February 18, 2015
May 14, 2014
May 7, 2014
April 30, 2014
April 23, 2014
This coming weekend, the state Fish and Wildlife Commission is set to change the sportfishing rules. In short, the new rules will close all of the Columbia River, its tributaries and beaver ponds to fishing “unless otherwise open.” That’s a reversal of tradition.
With all the cowboy and country persona emphasized here, it sometimes feels like I’m the only one in the area who listens to hard-rock music. But there are several local hard-rock musicians making a name for themselves elsewhere
This week, we continue a longstanding tradition of recognizing the year’s letter writers.
It’s usually easy for me to ask for a few well-deserved gifts. But given the destruction caused by this year’s Carlton Complex wildfire, there are so many things that area residents deserve — and need — that I can’t possibly ask for enough. But I’ll start with a few common-sense requests.
We’d like to say the spirit of Christmas is alive and well here. But that wouldn’t quite be accurate ... residents here take care of their friends and neighbors all year along, not just during the holidays.
Residents of our state did not cede the right to access and enjoyment of public waterways to utilities operating dams on the Columbia or other rivers. But Grant County Public Utility District officials would have you believe they are the sole arbiters of who gets to fish, boat and access a 36-mile stretch of the Columbia River from Wanapum Dam to Rock Island Dam. They are not.
That invasion of privacy, along with the potential tax-burden shift, should prompt rural motorists to urge the state to look elsewhere for funding.
City's "Icicle Junction" comes to life this weekend downtown. You won't want to miss it.
Forest Service Road No. 30 is an example of access issues facing those of us who enjoy recreating on publicly owned lands managed by a government agency. It makes you wonder how many public roads with prescriptive rights are now off limits, locked behind a government gate.
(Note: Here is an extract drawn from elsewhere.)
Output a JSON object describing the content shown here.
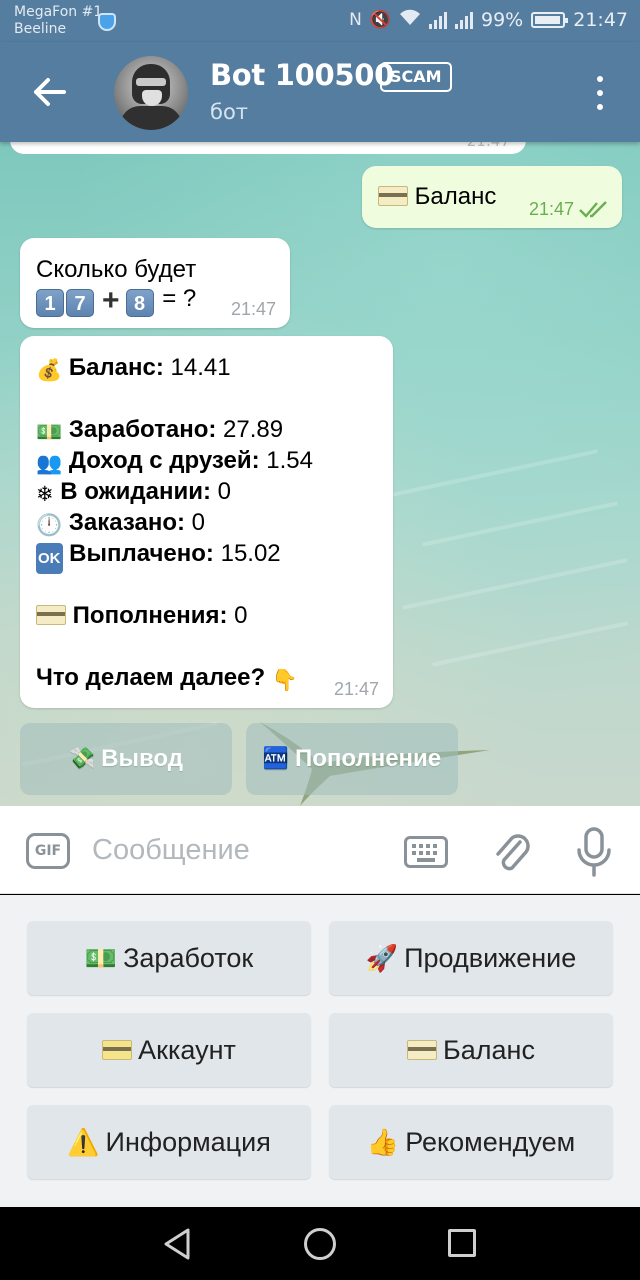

Having a sustainable plan means striking a proper balance, rather than tipping the scales further toward environmentalism.
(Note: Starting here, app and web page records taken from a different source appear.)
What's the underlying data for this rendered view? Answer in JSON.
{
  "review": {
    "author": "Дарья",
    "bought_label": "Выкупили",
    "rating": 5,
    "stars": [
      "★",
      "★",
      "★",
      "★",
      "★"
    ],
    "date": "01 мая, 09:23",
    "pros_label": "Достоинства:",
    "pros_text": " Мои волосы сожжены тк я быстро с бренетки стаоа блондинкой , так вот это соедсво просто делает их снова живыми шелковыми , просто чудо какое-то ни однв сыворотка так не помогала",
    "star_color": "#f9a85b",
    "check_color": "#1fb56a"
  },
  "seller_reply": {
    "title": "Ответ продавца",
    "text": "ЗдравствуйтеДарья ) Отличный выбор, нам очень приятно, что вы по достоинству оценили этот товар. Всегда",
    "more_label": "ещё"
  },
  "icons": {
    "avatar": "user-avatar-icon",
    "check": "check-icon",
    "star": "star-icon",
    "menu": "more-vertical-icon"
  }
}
Gebbers Farms should be commended for its fire fighting efforts. The reimbursement cost taxpayers far, far less than had the company stood by and watched the Brewster area burn.
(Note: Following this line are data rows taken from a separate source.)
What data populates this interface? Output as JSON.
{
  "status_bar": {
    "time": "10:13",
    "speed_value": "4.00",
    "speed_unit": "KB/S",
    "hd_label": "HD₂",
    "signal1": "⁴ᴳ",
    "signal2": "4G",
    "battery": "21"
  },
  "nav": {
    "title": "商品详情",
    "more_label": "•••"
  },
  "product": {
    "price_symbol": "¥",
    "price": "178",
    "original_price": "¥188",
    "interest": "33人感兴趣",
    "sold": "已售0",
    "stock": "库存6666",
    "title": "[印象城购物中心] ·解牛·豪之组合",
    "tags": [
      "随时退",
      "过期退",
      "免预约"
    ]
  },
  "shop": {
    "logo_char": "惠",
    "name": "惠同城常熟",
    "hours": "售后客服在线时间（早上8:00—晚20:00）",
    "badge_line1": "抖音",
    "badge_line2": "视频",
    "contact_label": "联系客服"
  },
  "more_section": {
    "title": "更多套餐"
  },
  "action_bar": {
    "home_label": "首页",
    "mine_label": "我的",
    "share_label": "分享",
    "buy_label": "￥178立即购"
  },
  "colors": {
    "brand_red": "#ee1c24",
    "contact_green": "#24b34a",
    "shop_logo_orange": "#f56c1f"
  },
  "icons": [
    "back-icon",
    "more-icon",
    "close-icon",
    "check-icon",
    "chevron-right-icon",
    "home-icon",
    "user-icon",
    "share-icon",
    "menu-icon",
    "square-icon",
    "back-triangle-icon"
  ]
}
In the wake of the Carlton Complex wildfires, you’d think the only industry here in Okanogan County is tourism. It’s a narrative a self-serving group of state agencies want you and the world to believe.
As Americans, we take things for granted that many around the would consider luxuries
I’m usually not much of a movie-goer. And I certainly don’t plan to sit around and watch TV when there is life to live and work to be done. But then there are times I can be such a geek. I can sit motionless in front of the big screen or the TV. And on occasion, I can even tune out my favorite hard-rock songs and tune into “Coast to Coast.” Last week was one of those weeks.
Brewster, Republic, Okanogan and Almira/Coulee-Hartline girls show class at state